Editor's note: This is part of a series of stories The Pantagraph will publish on the challenges facing people after their release from prison, including issues in housing and employment, and re-entry efforts at the state and federal levels.
BLOOMINGTON — At 19, Kristen Braffet didn’t grasp the long-term consequences of a felony conviction.
She quickly learned that probation was the easy part of living with a record that would impede her ability to vote, work and even volunteer at her children’s school.
The mistake that put Braffet, now 30, in the felon category related to her use of a friends's debit card to settle a debt. Coming on the heels of a misdemeanor shoplifting conviction a year earlier, the debit card case was a felony.
Going to court and being forced to tell people about her arrest was a much-needed wake-up call, said Braffet, who now lives in Kentucky.

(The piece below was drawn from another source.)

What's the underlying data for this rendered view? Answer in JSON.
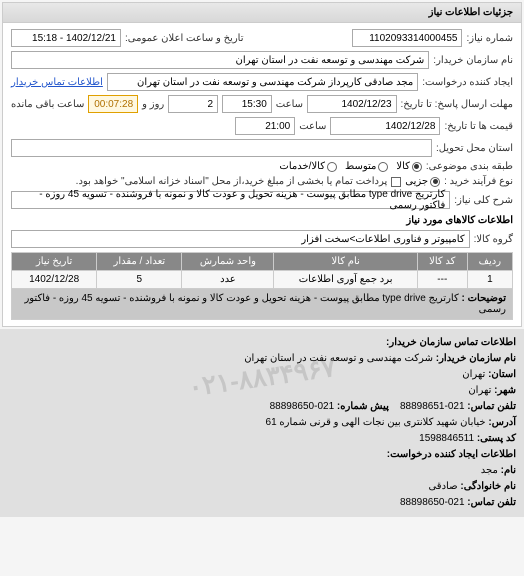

“At the time, it was just what I needed. I had a problem with theft. But now that I've learned my lesson, it's time to let me move on,” she said.
The immediate impact of the conviction came with Braffet’s firing from her house cleaning job. “From that time on, it was denial after denial,” she said of her job search.
With help from Project Oz, a Bloomington agency that helps homeless and at-risk youth, Braffet landed a job with the Bloomington District 87's food services department.
“For six years I was a lunch lady. Getting that job was huge. I was feeling really depressed and just really lost,” said Braffet.
Subsequent jobs came through connections: “Everything was based on who I knew.”
When she finishes her degree in paralegal studies, Braffet hopes to go to law school.
“This shadow of a felony haunts me. I’m serving a life sentence that continues every single day,” she said.
Braffet was in the Twin Cities recently to start the process of having her criminal record sealed and of filing a petition for clemency with Gov. Bruce Rauner. The request to seal her felony records starts with the Prisoner Review Board.
Some offenses are not eligible for sealing, including drunken driving, sex offenses, crimes of violence and domestic violence-related convictions. A person must wait five years from the end of a sentence, or their last arrest before filing a petition.
A successful petition allows a person to have his or her criminal record expunged.
Defendants who agree to plead guilty to a charge are now informed by a judge of the potential consequences of such a decision. A new law, effective Jan. 1, requires judges to inform defendants that their plea could make it difficult to obtain housing, a job and other privileges.
Defense lawyer Josh Rinker said the information in the judge’s statement should be covered in discussions between defendants and their lawyers before the plea is finalized.
“Requiring the court to address these warnings on the record ensures that even if it was forgotten by the defense attorney, the defendant is entering into a decision fully aware of the consequences," said Rinker.
The statement that includes a potential requirement to register with authorities — a mandate for sex offenders, for example — causes confusion and concern for some defendants, said Rinker.
"Much of the confusion can be avoided by spending a few extra minutes explaining these warning to the client, but even then the concerns can still linger," said Rinker.